Speaking to the National Governors Association at the White House today, President Barack Obama endorsed legislation by Sens. Ron Wyden (D-OR) and Scott Brown (R-MA) that would allow states to request waivers from some Obamacare mandates in 2014 instead of the existing 2017 date. President Obama claimed: “It will give you flexibility more quickly while still guaranteeing the American people reform.” Has President Obama even read the legislation? Because that is just plan false. Heritage Foundation Center for Policy Innovation Director Stuart Butler explained in the New England Journal of Medicine:
One [problem] is that it still locks the states into guaranteeing a generous and costly level of benefits. True, a state could propose alternative benefit requirements if they had the same actuarial value as those in the ACA. But the requirements go well beyond basic coverage, and the HHS secretary is the one who defines “at least as comprehensive” benefits.

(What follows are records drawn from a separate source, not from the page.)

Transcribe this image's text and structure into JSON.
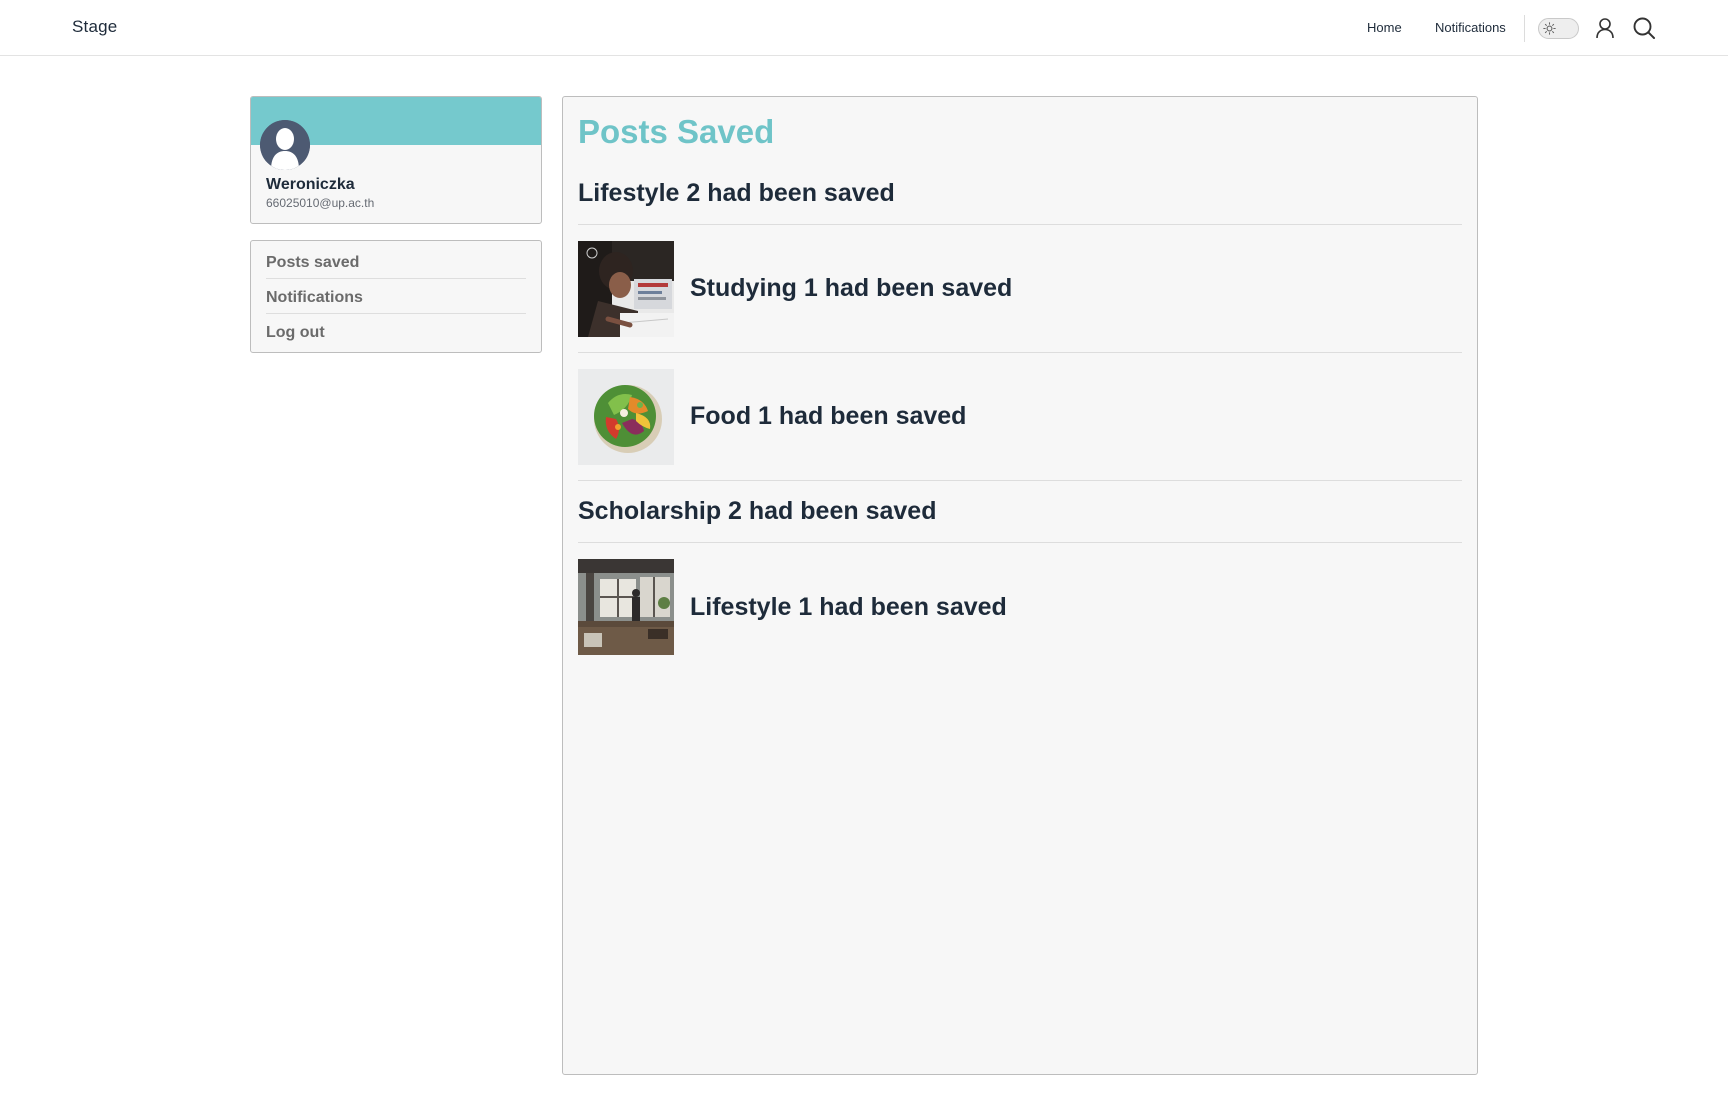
{
  "header": {
    "brand": "Stage",
    "nav": {
      "home": "Home",
      "notifications": "Notifications"
    },
    "icons": [
      "sun-icon",
      "user-icon",
      "search-icon"
    ]
  },
  "profile": {
    "name": "Weroniczka",
    "email": "66025010@up.ac.th",
    "banner_color": "#75c9cd"
  },
  "menu": {
    "items": [
      {
        "label": "Posts saved"
      },
      {
        "label": "Notifications"
      },
      {
        "label": "Log out"
      }
    ]
  },
  "main": {
    "title": "Posts Saved",
    "title_color": "#6fc4c8",
    "items": [
      {
        "type": "text",
        "label": "Lifestyle 2 had been saved"
      },
      {
        "type": "image",
        "label": "Studying 1 had been saved",
        "thumbnail": "studying-photo"
      },
      {
        "type": "image",
        "label": "Food 1 had been saved",
        "thumbnail": "food-bowl-photo"
      },
      {
        "type": "text",
        "label": "Scholarship 2 had been saved"
      },
      {
        "type": "image",
        "label": "Lifestyle 1 had been saved",
        "thumbnail": "room-interior-photo"
      }
    ]
  }
}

Another major problem with the bill is that since ultimate waiver authority rests with the HHS secretary, the waivers granted would probably reflect the administration’s preferences. Senator Wyden claims that his legislation would allow conservative states to opt out of much of the ACA and implement consumer-driven coverage. But he admits that the secretary, not the state, has the final word over what is permitted.
As long as the HHS Secretary, whether it is Kathleen Sebelius or the next occupant of the office, has the final say on granting Obamacare waivers, then there is no real flexibility for states under Obamacare. All 50 of them would still be at the mercy of the whim of the HHS. The only real way to give states true flexibility on health care reform begins with the full repeal of Obamacare.

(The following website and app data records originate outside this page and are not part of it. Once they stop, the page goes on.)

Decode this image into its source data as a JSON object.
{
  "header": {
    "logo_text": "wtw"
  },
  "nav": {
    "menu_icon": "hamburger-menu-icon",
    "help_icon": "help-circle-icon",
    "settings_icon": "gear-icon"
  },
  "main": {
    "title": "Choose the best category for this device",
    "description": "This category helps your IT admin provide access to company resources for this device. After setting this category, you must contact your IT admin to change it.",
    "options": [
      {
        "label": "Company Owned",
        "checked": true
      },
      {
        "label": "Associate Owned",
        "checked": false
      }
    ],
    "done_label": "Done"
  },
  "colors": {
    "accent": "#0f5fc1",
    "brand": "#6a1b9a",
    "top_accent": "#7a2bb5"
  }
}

UPDATE: Politico confirms that Wyden-Brown has nothing to do with offering Obamacare critical states “flexibility” and everything to do with advancing single payer health care:
[A] White House conference call with liberal allies this morning says the Administration is presenting it to Democrats as an opportunity to offer more expansive health care plans than the one Congress passed.
Health care advisers Nancy-Ann DeParle and Stephanie Cutter stressed on the off-record call that the rule change would allow states to implement single-payer health care plans — as Vermont seeks to — and true government-run plans, like Connecticut’s Sustinet.
The source on the call summarizes the officials’ point — which is not one the Administration has sought to make publically — as casting the new “flexibility” language as an opportunity to try more progressive, not less expansive, approaches on the state level.
“They are trying to split the baby here: on one hand tell supporters this is good for their pet issues, versus a message for the general public that the POTUS is responding to what he is hearing and that he is being sensible,” the source emails.